== Data section

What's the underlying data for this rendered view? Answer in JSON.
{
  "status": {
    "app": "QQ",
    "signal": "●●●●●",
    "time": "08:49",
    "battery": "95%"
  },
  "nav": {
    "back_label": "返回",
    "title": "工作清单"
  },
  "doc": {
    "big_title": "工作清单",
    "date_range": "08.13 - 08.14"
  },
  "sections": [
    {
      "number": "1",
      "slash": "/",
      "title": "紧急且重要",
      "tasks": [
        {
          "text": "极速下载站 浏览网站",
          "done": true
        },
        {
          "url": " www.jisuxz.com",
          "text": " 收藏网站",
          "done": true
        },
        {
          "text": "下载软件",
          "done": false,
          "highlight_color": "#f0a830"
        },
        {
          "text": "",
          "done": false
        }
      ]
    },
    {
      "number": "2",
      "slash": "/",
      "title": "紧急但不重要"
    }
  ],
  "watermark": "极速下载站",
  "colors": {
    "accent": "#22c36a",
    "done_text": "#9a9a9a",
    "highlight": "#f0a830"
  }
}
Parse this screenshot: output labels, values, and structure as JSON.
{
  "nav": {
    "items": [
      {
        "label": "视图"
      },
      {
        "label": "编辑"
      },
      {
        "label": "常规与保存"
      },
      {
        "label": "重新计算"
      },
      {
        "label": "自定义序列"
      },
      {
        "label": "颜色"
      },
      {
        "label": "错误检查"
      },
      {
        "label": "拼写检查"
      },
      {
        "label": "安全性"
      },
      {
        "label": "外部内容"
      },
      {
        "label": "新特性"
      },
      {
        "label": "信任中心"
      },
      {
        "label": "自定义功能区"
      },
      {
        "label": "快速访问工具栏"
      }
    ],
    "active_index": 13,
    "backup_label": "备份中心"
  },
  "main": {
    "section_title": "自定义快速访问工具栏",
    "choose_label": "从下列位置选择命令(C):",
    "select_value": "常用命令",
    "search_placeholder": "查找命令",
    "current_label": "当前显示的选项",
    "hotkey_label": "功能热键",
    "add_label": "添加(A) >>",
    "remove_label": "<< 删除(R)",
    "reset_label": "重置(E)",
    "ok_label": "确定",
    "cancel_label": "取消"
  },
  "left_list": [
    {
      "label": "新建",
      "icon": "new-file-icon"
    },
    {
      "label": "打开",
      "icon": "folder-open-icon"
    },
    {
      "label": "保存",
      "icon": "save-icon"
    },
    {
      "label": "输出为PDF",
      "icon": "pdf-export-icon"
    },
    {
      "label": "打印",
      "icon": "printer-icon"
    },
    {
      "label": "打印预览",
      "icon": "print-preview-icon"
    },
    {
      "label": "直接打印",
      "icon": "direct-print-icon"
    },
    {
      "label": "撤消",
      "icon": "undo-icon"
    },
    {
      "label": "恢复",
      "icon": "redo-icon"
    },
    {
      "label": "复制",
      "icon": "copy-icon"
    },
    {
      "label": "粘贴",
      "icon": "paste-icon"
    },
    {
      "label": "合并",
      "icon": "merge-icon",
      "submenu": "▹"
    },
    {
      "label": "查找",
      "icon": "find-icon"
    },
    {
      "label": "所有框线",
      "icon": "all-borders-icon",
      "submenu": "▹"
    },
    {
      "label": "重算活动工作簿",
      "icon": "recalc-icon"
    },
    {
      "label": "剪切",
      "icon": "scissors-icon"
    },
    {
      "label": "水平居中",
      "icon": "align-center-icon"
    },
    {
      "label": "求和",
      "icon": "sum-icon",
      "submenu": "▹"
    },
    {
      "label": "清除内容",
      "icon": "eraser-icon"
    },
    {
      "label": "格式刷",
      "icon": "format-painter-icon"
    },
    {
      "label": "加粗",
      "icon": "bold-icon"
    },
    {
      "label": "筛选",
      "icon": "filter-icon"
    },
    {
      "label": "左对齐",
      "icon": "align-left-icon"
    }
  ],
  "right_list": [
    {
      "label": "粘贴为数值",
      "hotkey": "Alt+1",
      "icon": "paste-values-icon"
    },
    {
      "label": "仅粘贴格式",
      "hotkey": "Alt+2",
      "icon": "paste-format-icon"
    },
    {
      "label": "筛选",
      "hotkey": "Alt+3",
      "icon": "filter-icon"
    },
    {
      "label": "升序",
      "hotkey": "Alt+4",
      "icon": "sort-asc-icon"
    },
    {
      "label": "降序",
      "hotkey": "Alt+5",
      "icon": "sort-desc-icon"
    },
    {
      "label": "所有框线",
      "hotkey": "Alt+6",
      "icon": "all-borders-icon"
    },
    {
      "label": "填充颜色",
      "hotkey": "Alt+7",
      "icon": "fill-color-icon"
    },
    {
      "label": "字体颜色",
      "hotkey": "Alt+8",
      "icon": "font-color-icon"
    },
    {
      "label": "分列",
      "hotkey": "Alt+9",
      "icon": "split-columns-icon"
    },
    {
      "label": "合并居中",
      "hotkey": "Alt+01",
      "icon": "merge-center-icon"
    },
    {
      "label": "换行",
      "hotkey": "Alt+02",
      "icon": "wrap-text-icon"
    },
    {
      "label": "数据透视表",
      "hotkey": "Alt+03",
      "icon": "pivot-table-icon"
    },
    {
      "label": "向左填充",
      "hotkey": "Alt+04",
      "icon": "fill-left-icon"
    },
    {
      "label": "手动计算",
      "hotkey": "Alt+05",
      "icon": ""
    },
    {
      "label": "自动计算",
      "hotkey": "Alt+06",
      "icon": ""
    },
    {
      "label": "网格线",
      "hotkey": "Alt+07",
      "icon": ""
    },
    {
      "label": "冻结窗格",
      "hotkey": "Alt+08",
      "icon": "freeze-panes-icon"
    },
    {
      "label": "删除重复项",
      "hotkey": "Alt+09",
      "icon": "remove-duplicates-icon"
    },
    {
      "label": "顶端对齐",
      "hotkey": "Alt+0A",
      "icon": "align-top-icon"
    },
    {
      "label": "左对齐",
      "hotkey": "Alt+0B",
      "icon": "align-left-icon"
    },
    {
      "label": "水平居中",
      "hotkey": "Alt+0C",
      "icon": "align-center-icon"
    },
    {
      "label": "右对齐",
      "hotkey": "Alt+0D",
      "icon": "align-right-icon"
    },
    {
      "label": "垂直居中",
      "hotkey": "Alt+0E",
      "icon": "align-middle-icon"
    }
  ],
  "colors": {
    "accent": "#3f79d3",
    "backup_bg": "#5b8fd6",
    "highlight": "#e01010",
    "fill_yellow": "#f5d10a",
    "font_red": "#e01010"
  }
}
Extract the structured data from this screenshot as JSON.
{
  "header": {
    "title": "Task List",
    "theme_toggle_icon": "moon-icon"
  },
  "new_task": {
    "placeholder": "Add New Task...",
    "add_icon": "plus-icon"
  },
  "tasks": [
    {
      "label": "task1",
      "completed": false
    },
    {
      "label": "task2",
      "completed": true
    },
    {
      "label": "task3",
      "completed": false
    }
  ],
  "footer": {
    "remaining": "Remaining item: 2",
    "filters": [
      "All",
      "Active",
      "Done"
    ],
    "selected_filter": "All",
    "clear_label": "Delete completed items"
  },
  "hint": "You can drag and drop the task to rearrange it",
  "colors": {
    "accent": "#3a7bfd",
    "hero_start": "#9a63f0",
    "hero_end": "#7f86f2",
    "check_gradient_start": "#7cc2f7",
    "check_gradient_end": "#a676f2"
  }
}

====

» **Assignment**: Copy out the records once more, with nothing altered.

» **The completed task**:
What's the underlying data for this rendered view? Answer in JSON.
{
  "status": {
    "app": "QQ",
    "signal": "●●●●●",
    "time": "08:49",
    "battery": "95%"
  },
  "nav": {
    "back_label": "返回",
    "title": "工作清单"
  },
  "doc": {
    "big_title": "工作清单",
    "date_range": "08.13 - 08.14"
  },
  "sections": [
    {
      "number": "1",
      "slash": "/",
      "title": "紧急且重要",
      "tasks": [
        {
          "text": "极速下载站 浏览网站",
          "done": true
        },
        {
          "url": " www.jisuxz.com",
          "text": " 收藏网站",
          "done": true
        },
        {
          "text": "下载软件",
          "done": false,
          "highlight_color": "#f0a830"
        },
        {
          "text": "",
          "done": false
        }
      ]
    },
    {
      "number": "2",
      "slash": "/",
      "title": "紧急但不重要"
    }
  ],
  "watermark": "极速下载站",
  "colors": {
    "accent": "#22c36a",
    "done_text": "#9a9a9a",
    "highlight": "#f0a830"
  }
}
Parse this screenshot: output labels, values, and structure as JSON.
{
  "nav": {
    "items": [
      {
        "label": "视图"
      },
      {
        "label": "编辑"
      },
      {
        "label": "常规与保存"
      },
      {
        "label": "重新计算"
      },
      {
        "label": "自定义序列"
      },
      {
        "label": "颜色"
      },
      {
        "label": "错误检查"
      },
      {
        "label": "拼写检查"
      },
      {
        "label": "安全性"
      },
      {
        "label": "外部内容"
      },
      {
        "label": "新特性"
      },
      {
        "label": "信任中心"
      },
      {
        "label": "自定义功能区"
      },
      {
        "label": "快速访问工具栏"
      }
    ],
    "active_index": 13,
    "backup_label": "备份中心"
  },
  "main": {
    "section_title": "自定义快速访问工具栏",
    "choose_label": "从下列位置选择命令(C):",
    "select_value": "常用命令",
    "search_placeholder": "查找命令",
    "current_label": "当前显示的选项",
    "hotkey_label": "功能热键",
    "add_label": "添加(A) >>",
    "remove_label": "<< 删除(R)",
    "reset_label": "重置(E)",
    "ok_label": "确定",
    "cancel_label": "取消"
  },
  "left_list": [
    {
      "label": "新建",
      "icon": "new-file-icon"
    },
    {
      "label": "打开",
      "icon": "folder-open-icon"
    },
    {
      "label": "保存",
      "icon": "save-icon"
    },
    {
      "label": "输出为PDF",
      "icon": "pdf-export-icon"
    },
    {
      "label": "打印",
      "icon": "printer-icon"
    },
    {
      "label": "打印预览",
      "icon": "print-preview-icon"
    },
    {
      "label": "直接打印",
      "icon": "direct-print-icon"
    },
    {
      "label": "撤消",
      "icon": "undo-icon"
    },
    {
      "label": "恢复",
      "icon": "redo-icon"
    },
    {
      "label": "复制",
      "icon": "copy-icon"
    },
    {
      "label": "粘贴",
      "icon": "paste-icon"
    },
    {
      "label": "合并",
      "icon": "merge-icon",
      "submenu": "▹"
    },
    {
      "label": "查找",
      "icon": "find-icon"
    },
    {
      "label": "所有框线",
      "icon": "all-borders-icon",
      "submenu": "▹"
    },
    {
      "label": "重算活动工作簿",
      "icon": "recalc-icon"
    },
    {
      "label": "剪切",
      "icon": "scissors-icon"
    },
    {
      "label": "水平居中",
      "icon": "align-center-icon"
    },
    {
      "label": "求和",
      "icon": "sum-icon",
      "submenu": "▹"
    },
    {
      "label": "清除内容",
      "icon": "eraser-icon"
    },
    {
      "label": "格式刷",
      "icon": "format-painter-icon"
    },
    {
      "label": "加粗",
      "icon": "bold-icon"
    },
    {
      "label": "筛选",
      "icon": "filter-icon"
    },
    {
      "label": "左对齐",
      "icon": "align-left-icon"
    }
  ],
  "right_list": [
    {
      "label": "粘贴为数值",
      "hotkey": "Alt+1",
      "icon": "paste-values-icon"
    },
    {
      "label": "仅粘贴格式",
      "hotkey": "Alt+2",
      "icon": "paste-format-icon"
    },
    {
      "label": "筛选",
      "hotkey": "Alt+3",
      "icon": "filter-icon"
    },
    {
      "label": "升序",
      "hotkey": "Alt+4",
      "icon": "sort-asc-icon"
    },
    {
      "label": "降序",
      "hotkey": "Alt+5",
      "icon": "sort-desc-icon"
    },
    {
      "label": "所有框线",
      "hotkey": "Alt+6",
      "icon": "all-borders-icon"
    },
    {
      "label": "填充颜色",
      "hotkey": "Alt+7",
      "icon": "fill-color-icon"
    },
    {
      "label": "字体颜色",
      "hotkey": "Alt+8",
      "icon": "font-color-icon"
    },
    {
      "label": "分列",
      "hotkey": "Alt+9",
      "icon": "split-columns-icon"
    },
    {
      "label": "合并居中",
      "hotkey": "Alt+01",
      "icon": "merge-center-icon"
    },
    {
      "label": "换行",
      "hotkey": "Alt+02",
      "icon": "wrap-text-icon"
    },
    {
      "label": "数据透视表",
      "hotkey": "Alt+03",
      "icon": "pivot-table-icon"
    },
    {
      "label": "向左填充",
      "hotkey": "Alt+04",
      "icon": "fill-left-icon"
    },
    {
      "label": "手动计算",
      "hotkey": "Alt+05",
      "icon": ""
    },
    {
      "label": "自动计算",
      "hotkey": "Alt+06",
      "icon": ""
    },
    {
      "label": "网格线",
      "hotkey": "Alt+07",
      "icon": ""
    },
    {
      "label": "冻结窗格",
      "hotkey": "Alt+08",
      "icon": "freeze-panes-icon"
    },
    {
      "label": "删除重复项",
      "hotkey": "Alt+09",
      "icon": "remove-duplicates-icon"
    },
    {
      "label": "顶端对齐",
      "hotkey": "Alt+0A",
      "icon": "align-top-icon"
    },
    {
      "label": "左对齐",
      "hotkey": "Alt+0B",
      "icon": "align-left-icon"
    },
    {
      "label": "水平居中",
      "hotkey": "Alt+0C",
      "icon": "align-center-icon"
    },
    {
      "label": "右对齐",
      "hotkey": "Alt+0D",
      "icon": "align-right-icon"
    },
    {
      "label": "垂直居中",
      "hotkey": "Alt+0E",
      "icon": "align-middle-icon"
    }
  ],
  "colors": {
    "accent": "#3f79d3",
    "backup_bg": "#5b8fd6",
    "highlight": "#e01010",
    "fill_yellow": "#f5d10a",
    "font_red": "#e01010"
  }
}
Extract the structured data from this screenshot as JSON.
{
  "header": {
    "title": "Task List",
    "theme_toggle_icon": "moon-icon"
  },
  "new_task": {
    "placeholder": "Add New Task...",
    "add_icon": "plus-icon"
  },
  "tasks": [
    {
      "label": "task1",
      "completed": false
    },
    {
      "label": "task2",
      "completed": true
    },
    {
      "label": "task3",
      "completed": false
    }
  ],
  "footer": {
    "remaining": "Remaining item: 2",
    "filters": [
      "All",
      "Active",
      "Done"
    ],
    "selected_filter": "All",
    "clear_label": "Delete completed items"
  },
  "hint": "You can drag and drop the task to rearrange it",
  "colors": {
    "accent": "#3a7bfd",
    "hero_start": "#9a63f0",
    "hero_end": "#7f86f2",
    "check_gradient_start": "#7cc2f7",
    "check_gradient_end": "#a676f2"
  }
}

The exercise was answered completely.